_Problem description_.
If a record holds a picture, leave the picture out and copy everything else exactly.

***** Records shown

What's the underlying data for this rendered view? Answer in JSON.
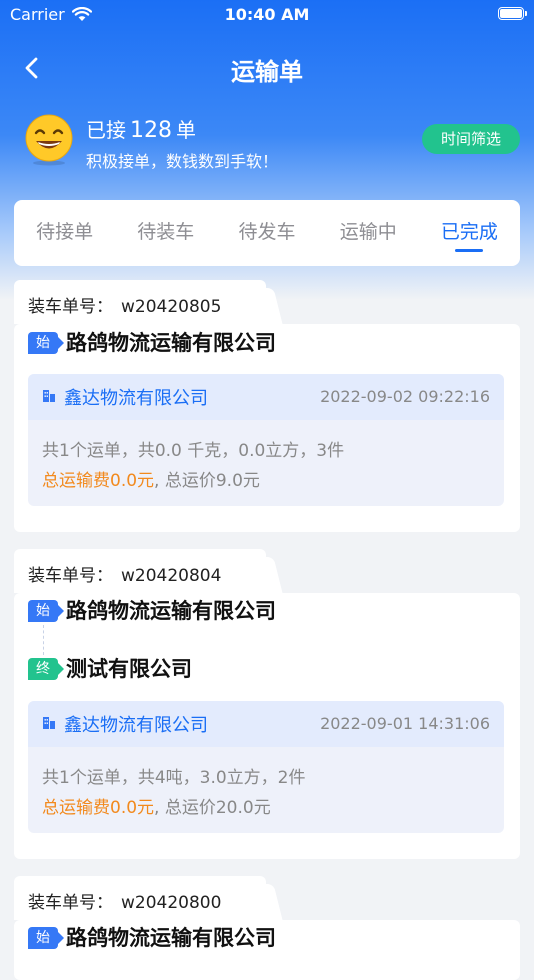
{
  "status_bar": {
    "carrier": "Carrier",
    "time": "10:40 AM"
  },
  "nav": {
    "title": "运输单"
  },
  "summary": {
    "prefix": "已接",
    "count": "128",
    "unit": "单",
    "slogan": "积极接单，数钱数到手软！",
    "filter_label": "时间筛选"
  },
  "tabs": [
    {
      "label": "待接单"
    },
    {
      "label": "待装车"
    },
    {
      "label": "待发车"
    },
    {
      "label": "运输中"
    },
    {
      "label": "已完成",
      "active": true
    }
  ],
  "order_no_label": "装车单号：",
  "badges": {
    "start": "始",
    "end": "终"
  },
  "orders": [
    {
      "order_no": "w20420805",
      "start": "路鸽物流运输有限公司",
      "company": "鑫达物流有限公司",
      "time": "2022-09-02 09:22:16",
      "stats": "共1个运单，共0.0 千克，0.0立方，3件",
      "fee": "总运输费0.0元",
      "total": ", 总运价9.0元"
    },
    {
      "order_no": "w20420804",
      "start": "路鸽物流运输有限公司",
      "end": "测试有限公司",
      "company": "鑫达物流有限公司",
      "time": "2022-09-01 14:31:06",
      "stats": "共1个运单，共4吨，3.0立方，2件",
      "fee": "总运输费0.0元",
      "total": ", 总运价20.0元"
    },
    {
      "order_no": "w20420800",
      "start": "路鸽物流运输有限公司"
    }
  ],
  "colors": {
    "primary": "#1a6ef5",
    "green": "#22c38e",
    "orange": "#f28a1e",
    "background": "#f1f3f6"
  }
}
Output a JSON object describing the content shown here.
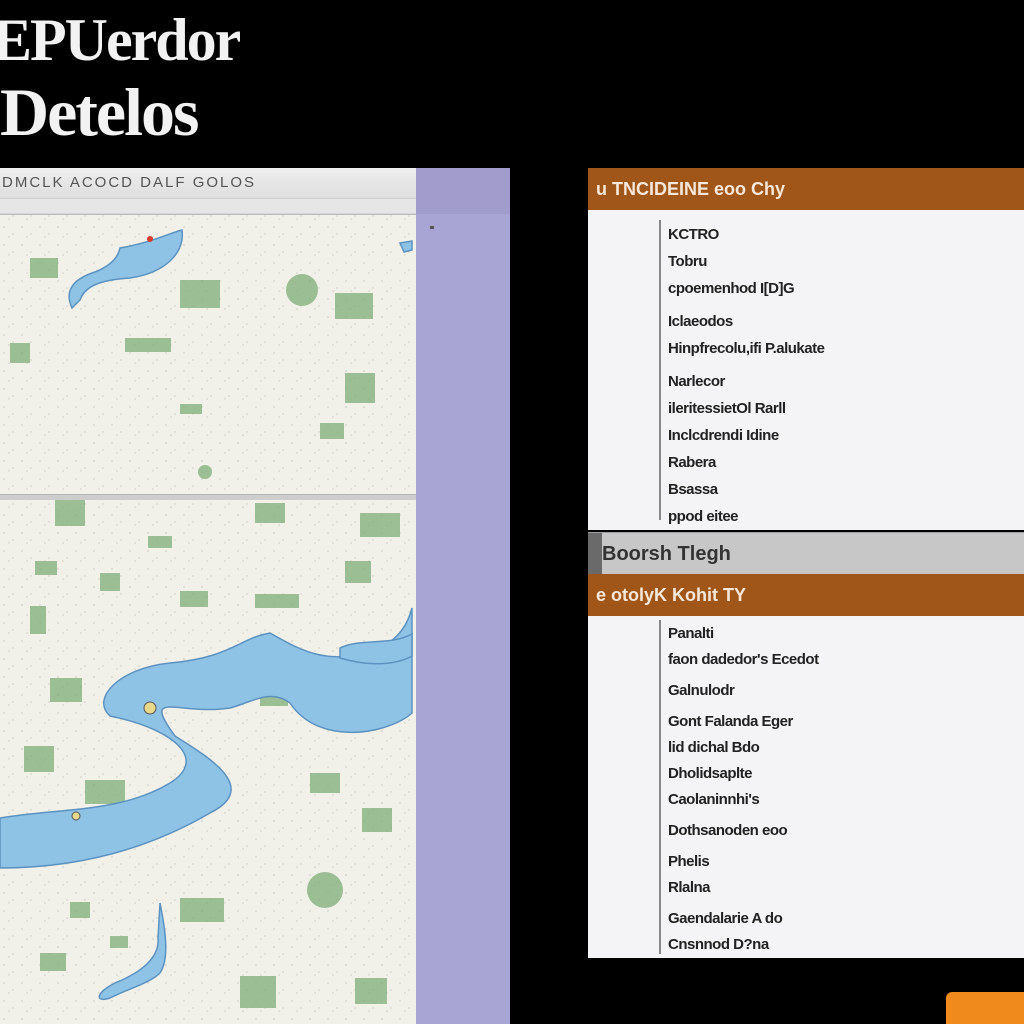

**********

_Your solution_.
What's the underlying data for this rendered view? Answer in JSON.
{
  "status_bar": {
    "carrier": "Carrier",
    "time": "10:40 AM"
  },
  "nav": {
    "title": "运输单"
  },
  "summary": {
    "prefix": "已接",
    "count": "128",
    "unit": "单",
    "slogan": "积极接单，数钱数到手软！",
    "filter_label": "时间筛选"
  },
  "tabs": [
    {
      "label": "待接单"
    },
    {
      "label": "待装车"
    },
    {
      "label": "待发车"
    },
    {
      "label": "运输中"
    },
    {
      "label": "已完成",
      "active": true
    }
  ],
  "order_no_label": "装车单号：",
  "badges": {
    "start": "始",
    "end": "终"
  },
  "orders": [
    {
      "order_no": "w20420805",
      "start": "路鸽物流运输有限公司",
      "company": "鑫达物流有限公司",
      "time": "2022-09-02 09:22:16",
      "stats": "共1个运单，共0.0 千克，0.0立方，3件",
      "fee": "总运输费0.0元",
      "total": ", 总运价9.0元"
    },
    {
      "order_no": "w20420804",
      "start": "路鸽物流运输有限公司",
      "end": "测试有限公司",
      "company": "鑫达物流有限公司",
      "time": "2022-09-01 14:31:06",
      "stats": "共1个运单，共4吨，3.0立方，2件",
      "fee": "总运输费0.0元",
      "total": ", 总运价20.0元"
    },
    {
      "order_no": "w20420800",
      "start": "路鸽物流运输有限公司"
    }
  ],
  "colors": {
    "primary": "#1a6ef5",
    "green": "#22c38e",
    "orange": "#f28a1e",
    "background": "#f1f3f6"
  }
}
Output a JSON object describing the content shown here.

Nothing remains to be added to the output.